**ASSIGNMENT**
Work through the data below line by line and say how many lines hold "this"; give only the number.

**Dataset excerpts**

* * * * * * *

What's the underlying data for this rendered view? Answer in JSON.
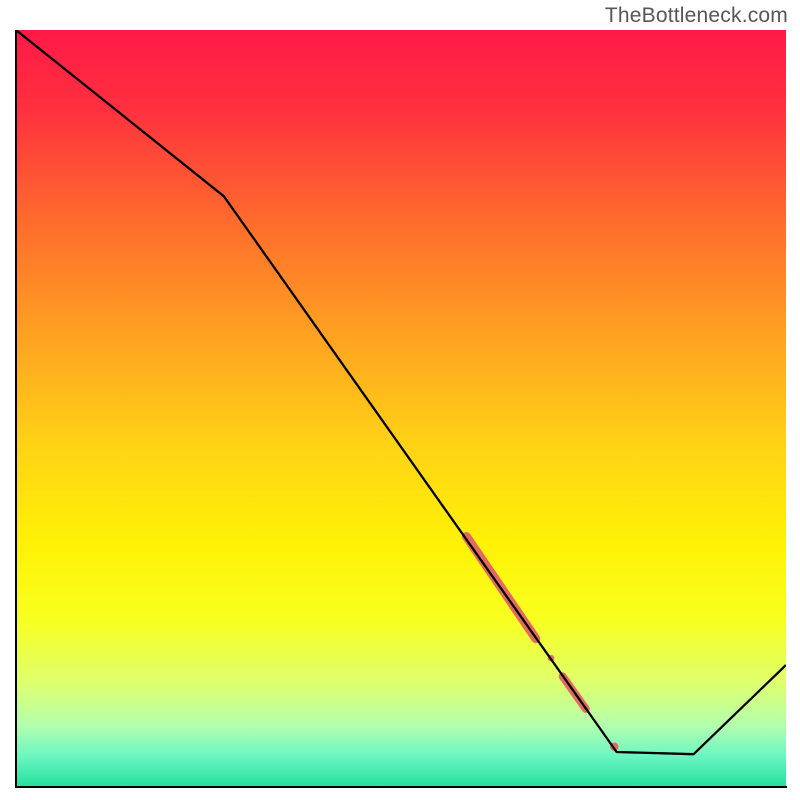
{
  "watermark": "TheBottleneck.com",
  "chart_data": {
    "type": "line",
    "title": "",
    "xlabel": "",
    "ylabel": "",
    "xlim": [
      0,
      100
    ],
    "ylim": [
      0,
      100
    ],
    "gradient_stops": [
      {
        "offset": 0.0,
        "color": "#ff1a47"
      },
      {
        "offset": 0.1,
        "color": "#ff2f3f"
      },
      {
        "offset": 0.25,
        "color": "#ff6a2d"
      },
      {
        "offset": 0.4,
        "color": "#ffa021"
      },
      {
        "offset": 0.55,
        "color": "#ffd316"
      },
      {
        "offset": 0.68,
        "color": "#fff205"
      },
      {
        "offset": 0.78,
        "color": "#f8ff20"
      },
      {
        "offset": 0.86,
        "color": "#e0ff6a"
      },
      {
        "offset": 0.92,
        "color": "#b3ffad"
      },
      {
        "offset": 0.96,
        "color": "#6cf6c2"
      },
      {
        "offset": 1.0,
        "color": "#25e19e"
      }
    ],
    "series": [
      {
        "name": "bottleneck-curve",
        "stroke": "#000000",
        "stroke_width": 2.3,
        "points": [
          {
            "x": 0,
            "y": 100
          },
          {
            "x": 27,
            "y": 78
          },
          {
            "x": 78,
            "y": 4.5
          },
          {
            "x": 88,
            "y": 4.2
          },
          {
            "x": 100,
            "y": 16
          }
        ]
      }
    ],
    "markers": [
      {
        "name": "thick-segment-1",
        "color": "#e26a61",
        "x1": 58.5,
        "y1": 33.0,
        "x2": 67.5,
        "y2": 19.5,
        "width": 9
      },
      {
        "name": "dot-1",
        "color": "#e26a61",
        "cx": 69.5,
        "cy": 16.9,
        "r": 3.3
      },
      {
        "name": "thick-segment-2",
        "color": "#e26a61",
        "x1": 71.0,
        "y1": 14.5,
        "x2": 74.0,
        "y2": 10.2,
        "width": 8
      },
      {
        "name": "dot-2",
        "color": "#e26a61",
        "cx": 77.7,
        "cy": 5.2,
        "r": 4.2
      }
    ]
  }
}
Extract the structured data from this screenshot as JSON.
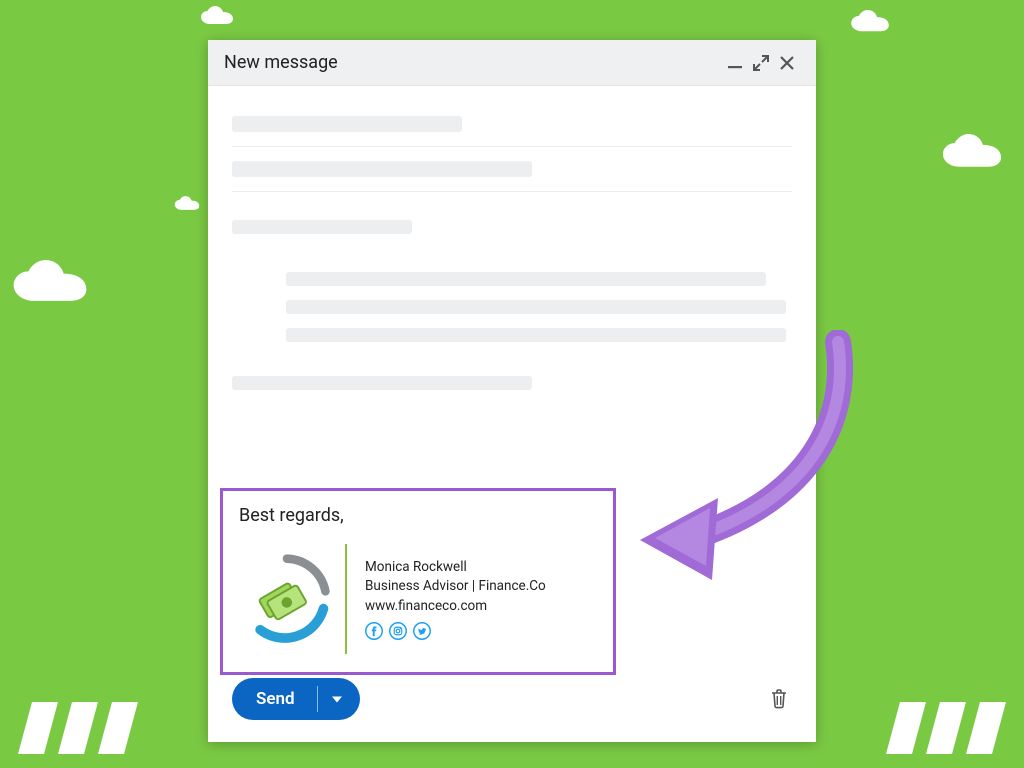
{
  "compose": {
    "title": "New message",
    "send_label": "Send"
  },
  "signature": {
    "greeting": "Best regards,",
    "name": "Monica Rockwell",
    "title": "Business Advisor | Finance.Co",
    "url": "www.financeco.com",
    "social": {
      "facebook": "facebook-icon",
      "instagram": "instagram-icon",
      "twitter": "twitter-icon"
    }
  },
  "colors": {
    "background": "#7ac943",
    "highlight_border": "#9b59d0",
    "send_button": "#0a66c2",
    "social_icon": "#1da1f2",
    "logo_green": "#8fbf3f",
    "logo_blue": "#2a9fd6",
    "logo_grey": "#8a8f94"
  }
}
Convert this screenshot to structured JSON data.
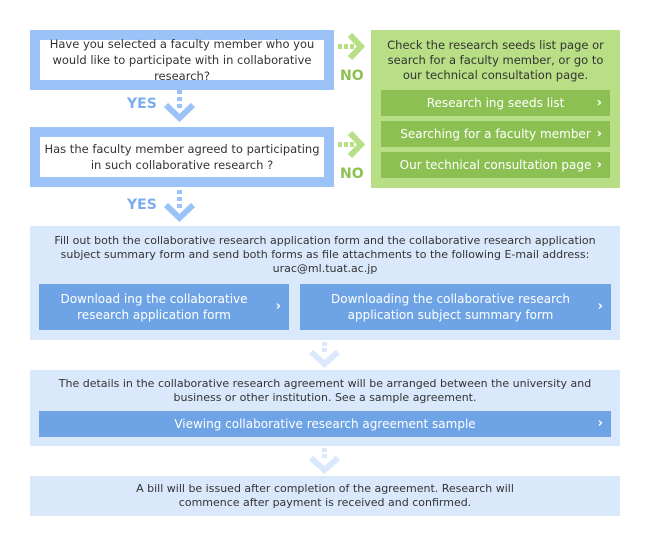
{
  "questions": [
    {
      "text": "Have you selected a faculty member who you would like to participate with in collaborative research?"
    },
    {
      "text": "Has the faculty member agreed to participating in such collaborative research ?"
    }
  ],
  "labels": {
    "yes": "YES",
    "no": "NO"
  },
  "no_panel": {
    "text": "Check the research seeds list page or search for a faculty member, or go to our technical consultation page.",
    "buttons": [
      {
        "label": "Research ing seeds list"
      },
      {
        "label": "Searching for a faculty member"
      },
      {
        "label": "Our technical consultation page"
      }
    ]
  },
  "step_application": {
    "text": "Fill out both the collaborative research application form and the collaborative research application subject summary form and send both forms as file attachments to the following E-mail address: urac@ml.tuat.ac.jp",
    "buttons": [
      {
        "label": "Download ing the collaborative research application form"
      },
      {
        "label": "Downloading the collaborative research application subject summary form"
      }
    ]
  },
  "step_agreement": {
    "text": "The details in the collaborative research agreement will be arranged between the university and business or other institution. See a sample agreement.",
    "button": {
      "label": "Viewing collaborative research agreement sample"
    }
  },
  "step_bill": {
    "text": "A bill will be issued after completion of the agreement. Research will commence after payment is received and confirmed."
  },
  "icons": {
    "chevron": "›"
  },
  "colors": {
    "blue_box": "#9cc3f7",
    "green_panel": "#b8df85",
    "green_button": "#8dc052",
    "blue_panel": "#dae8fc",
    "blue_button": "#6ea3e6",
    "yes": "#7aacef",
    "no": "#8cc152"
  }
}
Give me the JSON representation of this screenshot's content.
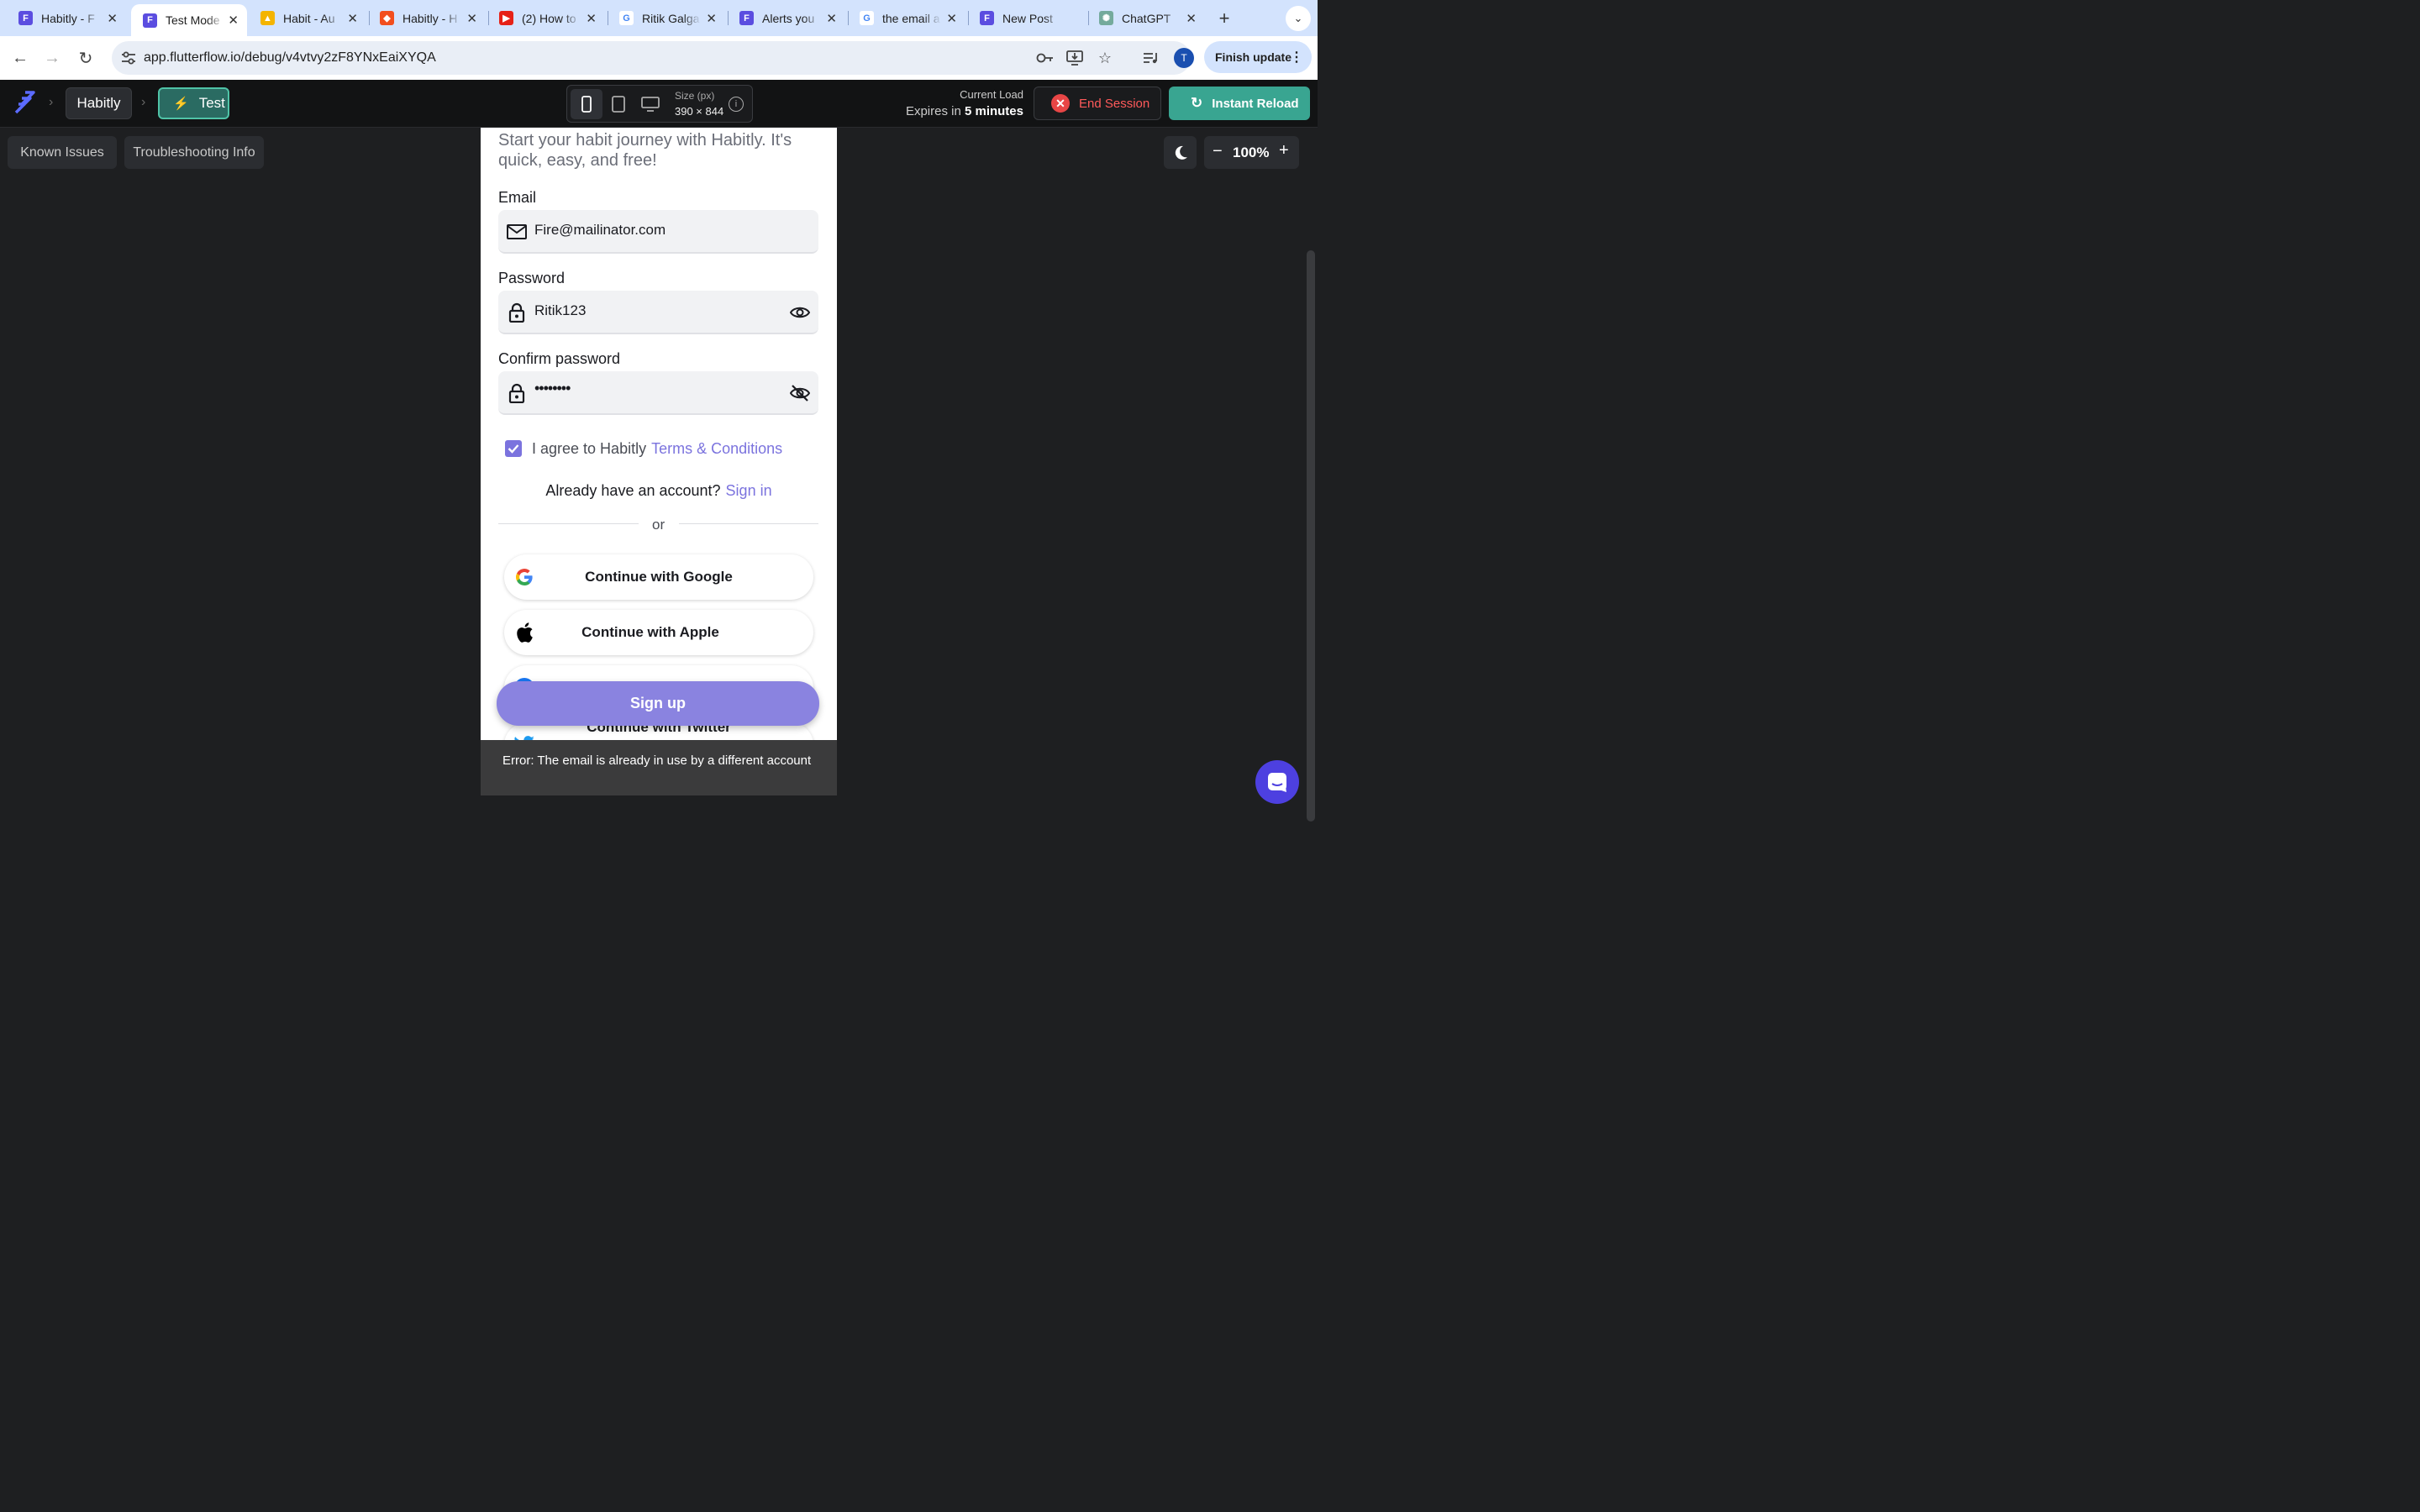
{
  "browser": {
    "tabs": [
      {
        "title": "Habitly - F",
        "icon": "flutterflow-icon",
        "color": "#5b4de0"
      },
      {
        "title": "Test Mode",
        "icon": "flutterflow-icon",
        "color": "#5b4de0",
        "active": true
      },
      {
        "title": "Habit - Au",
        "icon": "firebase-icon",
        "color": "#f4b400"
      },
      {
        "title": "Habitly - H",
        "icon": "figma-icon",
        "color": "#f24e1e"
      },
      {
        "title": "(2) How to",
        "icon": "youtube-icon",
        "color": "#e62117"
      },
      {
        "title": "Ritik Galga",
        "icon": "google-icon",
        "color": "#4285f4"
      },
      {
        "title": "Alerts you",
        "icon": "flutterflow-icon",
        "color": "#5b4de0"
      },
      {
        "title": "the email a",
        "icon": "google-icon",
        "color": "#4285f4"
      },
      {
        "title": "New Post",
        "icon": "flutterflow-icon",
        "color": "#5b4de0"
      },
      {
        "title": "ChatGPT",
        "icon": "chatgpt-icon",
        "color": "#74aa9c"
      }
    ],
    "url": "app.flutterflow.io/debug/v4vtvy2zF8YNxEaiXYQA",
    "avatar_letter": "T",
    "finish_update": "Finish update"
  },
  "debug_header": {
    "project": "Habitly",
    "mode": "Test",
    "size_label": "Size (px)",
    "size_value": "390 × 844",
    "current_load": "Current Load",
    "expires_prefix": "Expires in",
    "expires_value": "5 minutes",
    "end_session": "End Session",
    "instant_reload": "Instant Reload"
  },
  "canvas": {
    "known_issues": "Known Issues",
    "troubleshooting": "Troubleshooting Info",
    "zoom": "100%"
  },
  "phone": {
    "intro": "Start your habit journey with Habitly. It's quick, easy, and free!",
    "email_label": "Email",
    "email_value": "Fire@mailinator.com",
    "password_label": "Password",
    "password_value": "Ritik123",
    "confirm_label": "Confirm password",
    "confirm_value": "••••••••",
    "agree_text": "I agree to Habitly",
    "terms_link": "Terms & Conditions",
    "agree_checked": true,
    "already_text": "Already have an account?",
    "signin_link": "Sign in",
    "or_text": "or",
    "google_btn": "Continue with Google",
    "apple_btn": "Continue with Apple",
    "twitter_btn": "Continue with Twitter",
    "signup_btn": "Sign up",
    "accent_color": "#7b73de"
  },
  "toast": {
    "message": "Error: The email is already in use by a different account"
  }
}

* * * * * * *

**EXERCISE ANSWER**
4